(Web page and app entries)
━━━

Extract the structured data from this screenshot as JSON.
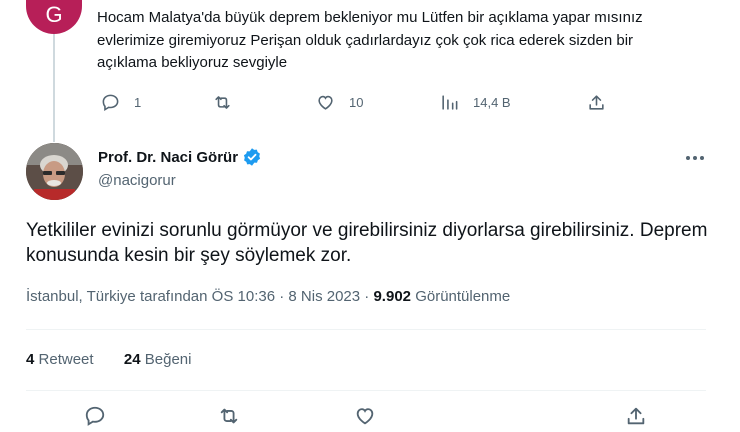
{
  "reply": {
    "avatar_letter": "G",
    "avatar_color": "#b71f58",
    "text": "Hocam Malatya'da büyük deprem bekleniyor mu Lütfen bir açıklama yapar mısınız evlerimize giremiyoruz Perişan olduk çadırlardayız çok çok rica ederek sizden bir açıklama bekliyoruz sevgiyle",
    "actions": {
      "reply_count": "1",
      "retweet_count": "",
      "like_count": "10",
      "views_count": "14,4 B"
    }
  },
  "tweet": {
    "author_name": "Prof. Dr. Naci Görür",
    "handle": "@nacigorur",
    "verified_color": "#1d9bf0",
    "text": "Yetkililer evinizi sorunlu görmüyor ve girebilirsiniz diyorlarsa girebilirsiniz. Deprem konusunda kesin bir şey söylemek zor.",
    "location": "İstanbul, Türkiye tarafından",
    "time": "ÖS 10:36",
    "separator": "·",
    "date": "8 Nis 2023",
    "views_number": "9.902",
    "views_label": "Görüntülenme",
    "retweets_number": "4",
    "retweets_label": "Retweet",
    "likes_number": "24",
    "likes_label": "Beğeni"
  },
  "icons": {
    "reply": "comment-icon",
    "retweet": "retweet-icon",
    "like": "heart-icon",
    "views": "analytics-icon",
    "share": "share-icon",
    "more": "more-icon",
    "verified": "verified-badge-icon"
  }
}
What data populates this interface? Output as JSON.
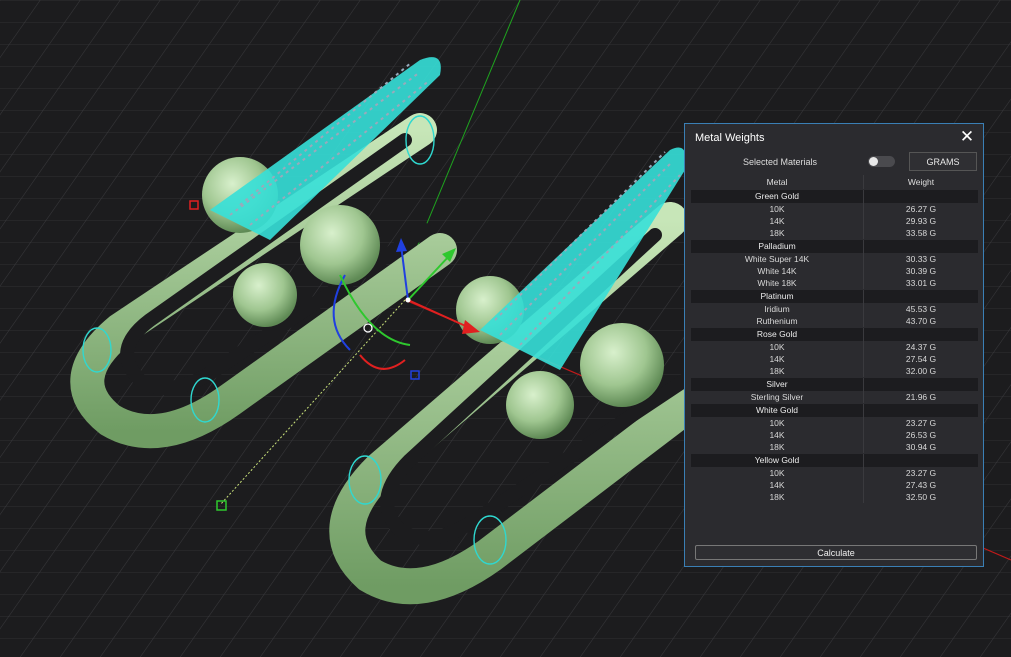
{
  "panel": {
    "title": "Metal Weights",
    "close_icon": "close-icon",
    "selected_materials_label": "Selected Materials",
    "toggle_on": false,
    "units_button": "GRAMS",
    "columns": {
      "metal": "Metal",
      "weight": "Weight"
    },
    "groups": [
      {
        "name": "Green Gold",
        "items": [
          {
            "name": "10K",
            "weight": "26.27 G"
          },
          {
            "name": "14K",
            "weight": "29.93 G"
          },
          {
            "name": "18K",
            "weight": "33.58 G"
          }
        ]
      },
      {
        "name": "Palladium",
        "items": [
          {
            "name": "White Super 14K",
            "weight": "30.33 G"
          },
          {
            "name": "White 14K",
            "weight": "30.39 G"
          },
          {
            "name": "White 18K",
            "weight": "33.01 G"
          }
        ]
      },
      {
        "name": "Platinum",
        "items": [
          {
            "name": "Iridium",
            "weight": "45.53 G"
          },
          {
            "name": "Ruthenium",
            "weight": "43.70 G"
          }
        ]
      },
      {
        "name": "Rose Gold",
        "items": [
          {
            "name": "10K",
            "weight": "24.37 G"
          },
          {
            "name": "14K",
            "weight": "27.54 G"
          },
          {
            "name": "18K",
            "weight": "32.00 G"
          }
        ]
      },
      {
        "name": "Silver",
        "items": [
          {
            "name": "Sterling Silver",
            "weight": "21.96 G"
          }
        ]
      },
      {
        "name": "White Gold",
        "items": [
          {
            "name": "10K",
            "weight": "23.27 G"
          },
          {
            "name": "14K",
            "weight": "26.53 G"
          },
          {
            "name": "18K",
            "weight": "30.94 G"
          }
        ]
      },
      {
        "name": "Yellow Gold",
        "items": [
          {
            "name": "10K",
            "weight": "23.27 G"
          },
          {
            "name": "14K",
            "weight": "27.43 G"
          },
          {
            "name": "18K",
            "weight": "32.50 G"
          }
        ]
      }
    ],
    "calculate_button": "Calculate"
  },
  "viewport": {
    "background": "#1c1c1e",
    "model_color": "#a9cf9b",
    "selection_color": "#36e0d8",
    "axis_colors": {
      "x": "#e02020",
      "y": "#20c020",
      "z": "#2040e0"
    }
  }
}
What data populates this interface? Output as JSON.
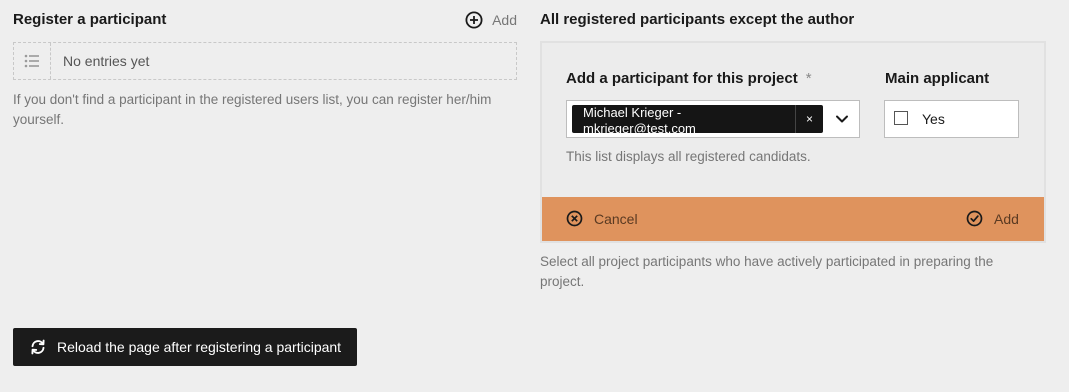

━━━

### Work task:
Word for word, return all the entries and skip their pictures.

### Task answer:
Extract the structured data from this screenshot as JSON.
{
  "reply": {
    "avatar_letter": "G",
    "avatar_color": "#b71f58",
    "text": "Hocam Malatya'da büyük deprem bekleniyor mu Lütfen bir açıklama yapar mısınız evlerimize giremiyoruz Perişan olduk çadırlardayız çok çok rica ederek sizden bir açıklama bekliyoruz sevgiyle",
    "actions": {
      "reply_count": "1",
      "retweet_count": "",
      "like_count": "10",
      "views_count": "14,4 B"
    }
  },
  "tweet": {
    "author_name": "Prof. Dr. Naci Görür",
    "handle": "@nacigorur",
    "verified_color": "#1d9bf0",
    "text": "Yetkililer evinizi sorunlu görmüyor ve girebilirsiniz diyorlarsa girebilirsiniz. Deprem konusunda kesin bir şey söylemek zor.",
    "location": "İstanbul, Türkiye tarafından",
    "time": "ÖS 10:36",
    "separator": "·",
    "date": "8 Nis 2023",
    "views_number": "9.902",
    "views_label": "Görüntülenme",
    "retweets_number": "4",
    "retweets_label": "Retweet",
    "likes_number": "24",
    "likes_label": "Beğeni"
  },
  "icons": {
    "reply": "comment-icon",
    "retweet": "retweet-icon",
    "like": "heart-icon",
    "views": "analytics-icon",
    "share": "share-icon",
    "more": "more-icon",
    "verified": "verified-badge-icon"
  }
}
What data populates this interface? Output as JSON.
{
  "panel": {
    "title": "Metal Weights",
    "close_icon": "close-icon",
    "selected_materials_label": "Selected Materials",
    "toggle_on": false,
    "units_button": "GRAMS",
    "columns": {
      "metal": "Metal",
      "weight": "Weight"
    },
    "groups": [
      {
        "name": "Green Gold",
        "items": [
          {
            "name": "10K",
            "weight": "26.27 G"
          },
          {
            "name": "14K",
            "weight": "29.93 G"
          },
          {
            "name": "18K",
            "weight": "33.58 G"
          }
        ]
      },
      {
        "name": "Palladium",
        "items": [
          {
            "name": "White Super 14K",
            "weight": "30.33 G"
          },
          {
            "name": "White 14K",
            "weight": "30.39 G"
          },
          {
            "name": "White 18K",
            "weight": "33.01 G"
          }
        ]
      },
      {
        "name": "Platinum",
        "items": [
          {
            "name": "Iridium",
            "weight": "45.53 G"
          },
          {
            "name": "Ruthenium",
            "weight": "43.70 G"
          }
        ]
      },
      {
        "name": "Rose Gold",
        "items": [
          {
            "name": "10K",
            "weight": "24.37 G"
          },
          {
            "name": "14K",
            "weight": "27.54 G"
          },
          {
            "name": "18K",
            "weight": "32.00 G"
          }
        ]
      },
      {
        "name": "Silver",
        "items": [
          {
            "name": "Sterling Silver",
            "weight": "21.96 G"
          }
        ]
      },
      {
        "name": "White Gold",
        "items": [
          {
            "name": "10K",
            "weight": "23.27 G"
          },
          {
            "name": "14K",
            "weight": "26.53 G"
          },
          {
            "name": "18K",
            "weight": "30.94 G"
          }
        ]
      },
      {
        "name": "Yellow Gold",
        "items": [
          {
            "name": "10K",
            "weight": "23.27 G"
          },
          {
            "name": "14K",
            "weight": "27.43 G"
          },
          {
            "name": "18K",
            "weight": "32.50 G"
          }
        ]
      }
    ],
    "calculate_button": "Calculate"
  },
  "viewport": {
    "background": "#1c1c1e",
    "model_color": "#a9cf9b",
    "selection_color": "#36e0d8",
    "axis_colors": {
      "x": "#e02020",
      "y": "#20c020",
      "z": "#2040e0"
    }
  }
}
What data populates this interface? Output as JSON.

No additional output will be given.